## Your assignment
Write out each record exactly and skip every image.

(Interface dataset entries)
------------------------------------
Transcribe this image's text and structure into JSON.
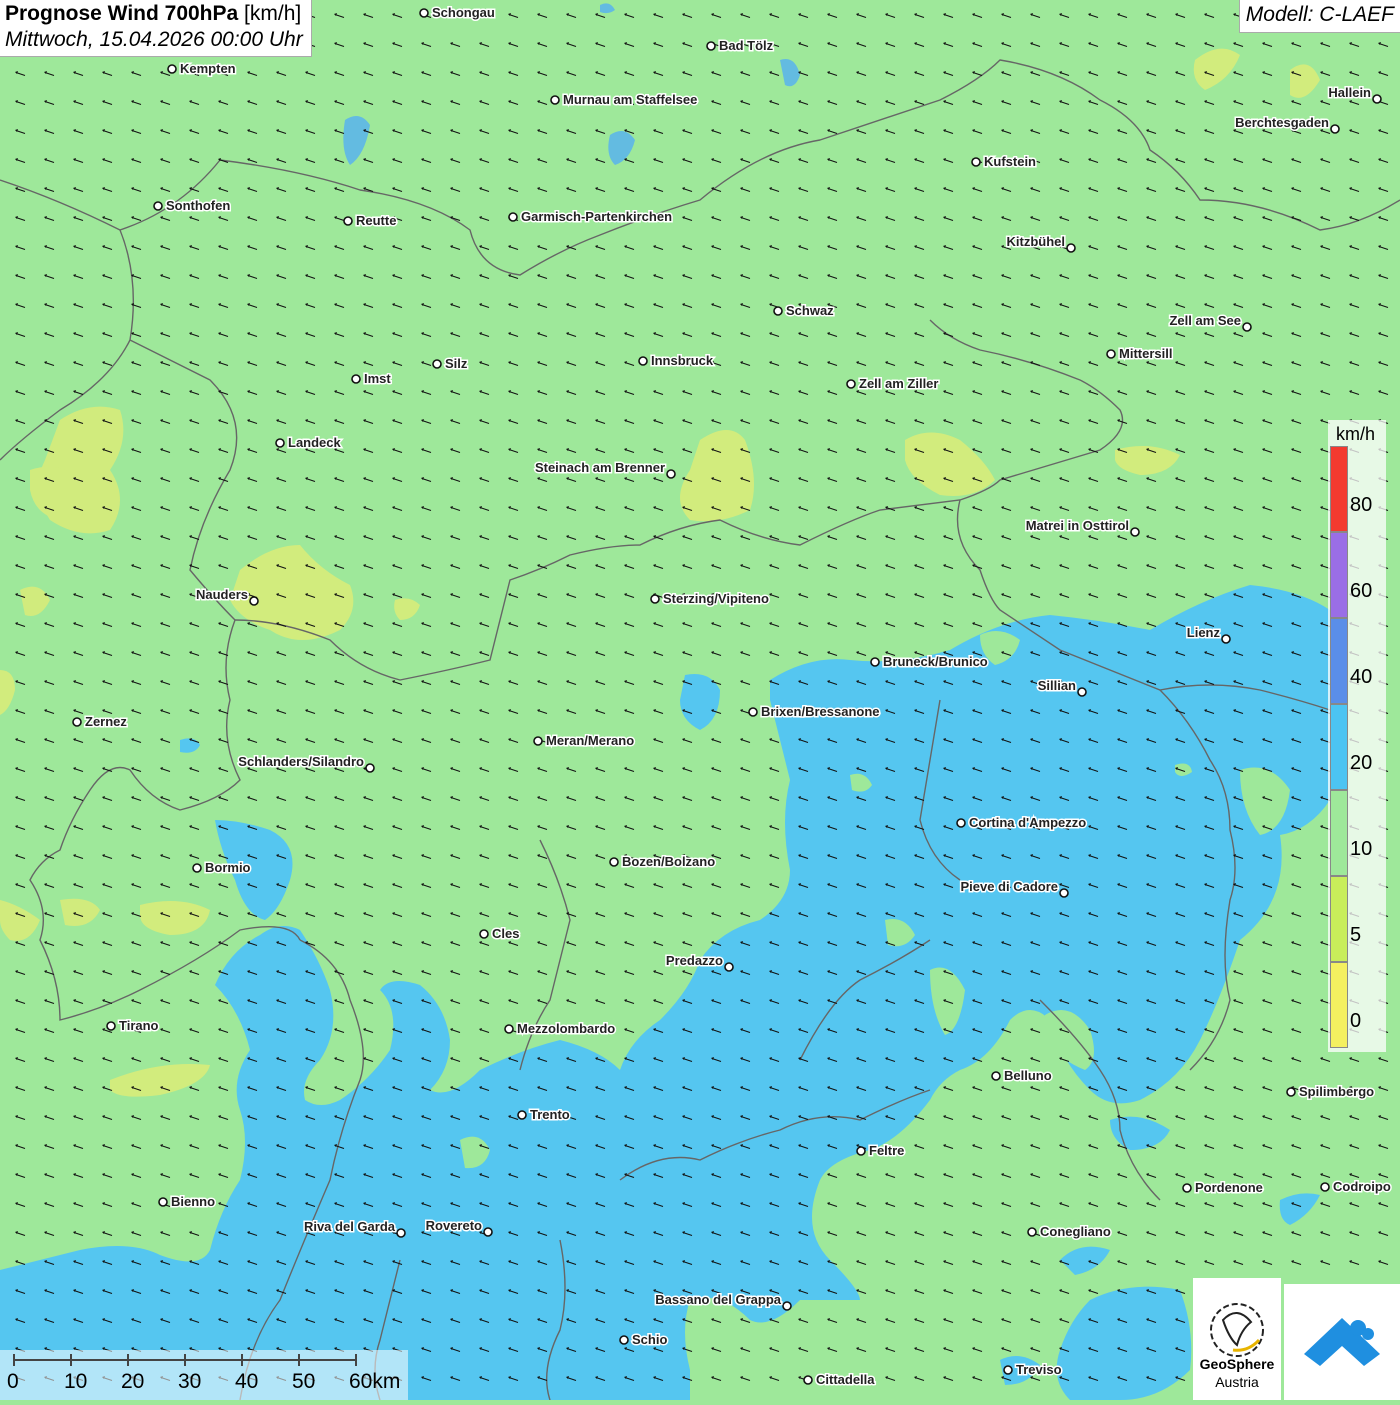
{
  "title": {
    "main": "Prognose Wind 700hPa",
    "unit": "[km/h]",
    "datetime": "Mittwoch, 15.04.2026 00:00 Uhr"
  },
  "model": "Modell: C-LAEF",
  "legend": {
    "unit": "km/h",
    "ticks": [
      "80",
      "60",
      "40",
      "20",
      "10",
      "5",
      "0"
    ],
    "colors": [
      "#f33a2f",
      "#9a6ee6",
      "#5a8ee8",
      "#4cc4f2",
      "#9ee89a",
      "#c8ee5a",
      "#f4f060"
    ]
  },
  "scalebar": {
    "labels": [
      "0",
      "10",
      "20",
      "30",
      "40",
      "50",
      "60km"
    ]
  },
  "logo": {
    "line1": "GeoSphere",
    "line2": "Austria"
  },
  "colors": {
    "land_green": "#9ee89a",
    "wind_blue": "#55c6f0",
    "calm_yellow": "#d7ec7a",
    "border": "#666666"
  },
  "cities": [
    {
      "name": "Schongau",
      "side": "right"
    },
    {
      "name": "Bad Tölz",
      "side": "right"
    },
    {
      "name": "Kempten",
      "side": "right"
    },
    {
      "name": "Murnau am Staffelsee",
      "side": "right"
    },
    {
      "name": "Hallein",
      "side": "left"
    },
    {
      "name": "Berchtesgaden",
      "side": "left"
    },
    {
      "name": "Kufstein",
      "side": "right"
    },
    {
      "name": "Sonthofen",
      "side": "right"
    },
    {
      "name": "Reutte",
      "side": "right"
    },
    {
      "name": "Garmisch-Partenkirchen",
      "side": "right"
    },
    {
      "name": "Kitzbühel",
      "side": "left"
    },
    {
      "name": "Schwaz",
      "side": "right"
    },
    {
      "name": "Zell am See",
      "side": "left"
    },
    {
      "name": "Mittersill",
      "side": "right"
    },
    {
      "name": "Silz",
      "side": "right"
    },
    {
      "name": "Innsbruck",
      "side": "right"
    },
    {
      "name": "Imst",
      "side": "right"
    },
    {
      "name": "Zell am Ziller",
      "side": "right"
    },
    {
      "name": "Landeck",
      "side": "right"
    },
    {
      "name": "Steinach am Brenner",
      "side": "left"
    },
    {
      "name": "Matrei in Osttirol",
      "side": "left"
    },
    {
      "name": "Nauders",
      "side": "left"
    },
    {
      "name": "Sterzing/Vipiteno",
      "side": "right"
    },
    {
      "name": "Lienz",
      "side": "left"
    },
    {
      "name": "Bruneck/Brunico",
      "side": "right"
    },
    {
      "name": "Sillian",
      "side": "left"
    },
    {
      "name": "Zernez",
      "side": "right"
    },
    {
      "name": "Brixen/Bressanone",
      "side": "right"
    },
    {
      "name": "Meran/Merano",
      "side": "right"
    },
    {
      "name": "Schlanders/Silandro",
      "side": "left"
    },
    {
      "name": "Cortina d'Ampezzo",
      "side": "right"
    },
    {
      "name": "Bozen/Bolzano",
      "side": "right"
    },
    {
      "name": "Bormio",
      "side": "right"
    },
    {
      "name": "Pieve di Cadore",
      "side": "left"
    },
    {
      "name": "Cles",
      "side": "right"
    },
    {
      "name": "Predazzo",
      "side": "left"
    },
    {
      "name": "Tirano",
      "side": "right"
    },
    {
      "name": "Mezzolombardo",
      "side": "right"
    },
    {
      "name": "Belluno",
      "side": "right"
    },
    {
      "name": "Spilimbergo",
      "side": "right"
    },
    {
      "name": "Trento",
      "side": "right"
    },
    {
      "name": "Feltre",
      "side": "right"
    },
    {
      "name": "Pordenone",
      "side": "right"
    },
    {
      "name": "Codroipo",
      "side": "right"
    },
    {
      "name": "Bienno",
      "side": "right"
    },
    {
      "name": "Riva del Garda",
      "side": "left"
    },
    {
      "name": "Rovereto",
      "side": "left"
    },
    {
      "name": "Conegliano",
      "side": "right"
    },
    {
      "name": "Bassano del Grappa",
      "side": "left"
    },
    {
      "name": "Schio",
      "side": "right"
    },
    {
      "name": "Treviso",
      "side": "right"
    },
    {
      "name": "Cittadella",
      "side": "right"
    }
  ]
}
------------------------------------
## Answer for this exercise
Transcribe this image's text and structure into JSON.
{
  "title": {
    "main": "Prognose Wind 700hPa",
    "unit": "[km/h]",
    "datetime": "Mittwoch, 15.04.2026 00:00 Uhr"
  },
  "model": "Modell: C-LAEF",
  "legend": {
    "unit": "km/h",
    "ticks": [
      "80",
      "60",
      "40",
      "20",
      "10",
      "5",
      "0"
    ],
    "colors": [
      "#f33a2f",
      "#9a6ee6",
      "#5a8ee8",
      "#4cc4f2",
      "#9ee89a",
      "#c8ee5a",
      "#f4f060"
    ]
  },
  "scalebar": {
    "labels": [
      "0",
      "10",
      "20",
      "30",
      "40",
      "50",
      "60km"
    ]
  },
  "logo": {
    "line1": "GeoSphere",
    "line2": "Austria"
  },
  "colors": {
    "land_green": "#9ee89a",
    "wind_blue": "#55c6f0",
    "calm_yellow": "#d7ec7a",
    "border": "#666666"
  },
  "cities": [
    {
      "name": "Schongau",
      "side": "right"
    },
    {
      "name": "Bad Tölz",
      "side": "right"
    },
    {
      "name": "Kempten",
      "side": "right"
    },
    {
      "name": "Murnau am Staffelsee",
      "side": "right"
    },
    {
      "name": "Hallein",
      "side": "left"
    },
    {
      "name": "Berchtesgaden",
      "side": "left"
    },
    {
      "name": "Kufstein",
      "side": "right"
    },
    {
      "name": "Sonthofen",
      "side": "right"
    },
    {
      "name": "Reutte",
      "side": "right"
    },
    {
      "name": "Garmisch-Partenkirchen",
      "side": "right"
    },
    {
      "name": "Kitzbühel",
      "side": "left"
    },
    {
      "name": "Schwaz",
      "side": "right"
    },
    {
      "name": "Zell am See",
      "side": "left"
    },
    {
      "name": "Mittersill",
      "side": "right"
    },
    {
      "name": "Silz",
      "side": "right"
    },
    {
      "name": "Innsbruck",
      "side": "right"
    },
    {
      "name": "Imst",
      "side": "right"
    },
    {
      "name": "Zell am Ziller",
      "side": "right"
    },
    {
      "name": "Landeck",
      "side": "right"
    },
    {
      "name": "Steinach am Brenner",
      "side": "left"
    },
    {
      "name": "Matrei in Osttirol",
      "side": "left"
    },
    {
      "name": "Nauders",
      "side": "left"
    },
    {
      "name": "Sterzing/Vipiteno",
      "side": "right"
    },
    {
      "name": "Lienz",
      "side": "left"
    },
    {
      "name": "Bruneck/Brunico",
      "side": "right"
    },
    {
      "name": "Sillian",
      "side": "left"
    },
    {
      "name": "Zernez",
      "side": "right"
    },
    {
      "name": "Brixen/Bressanone",
      "side": "right"
    },
    {
      "name": "Meran/Merano",
      "side": "right"
    },
    {
      "name": "Schlanders/Silandro",
      "side": "left"
    },
    {
      "name": "Cortina d'Ampezzo",
      "side": "right"
    },
    {
      "name": "Bozen/Bolzano",
      "side": "right"
    },
    {
      "name": "Bormio",
      "side": "right"
    },
    {
      "name": "Pieve di Cadore",
      "side": "left"
    },
    {
      "name": "Cles",
      "side": "right"
    },
    {
      "name": "Predazzo",
      "side": "left"
    },
    {
      "name": "Tirano",
      "side": "right"
    },
    {
      "name": "Mezzolombardo",
      "side": "right"
    },
    {
      "name": "Belluno",
      "side": "right"
    },
    {
      "name": "Spilimbergo",
      "side": "right"
    },
    {
      "name": "Trento",
      "side": "right"
    },
    {
      "name": "Feltre",
      "side": "right"
    },
    {
      "name": "Pordenone",
      "side": "right"
    },
    {
      "name": "Codroipo",
      "side": "right"
    },
    {
      "name": "Bienno",
      "side": "right"
    },
    {
      "name": "Riva del Garda",
      "side": "left"
    },
    {
      "name": "Rovereto",
      "side": "left"
    },
    {
      "name": "Conegliano",
      "side": "right"
    },
    {
      "name": "Bassano del Grappa",
      "side": "left"
    },
    {
      "name": "Schio",
      "side": "right"
    },
    {
      "name": "Treviso",
      "side": "right"
    },
    {
      "name": "Cittadella",
      "side": "right"
    }
  ]
}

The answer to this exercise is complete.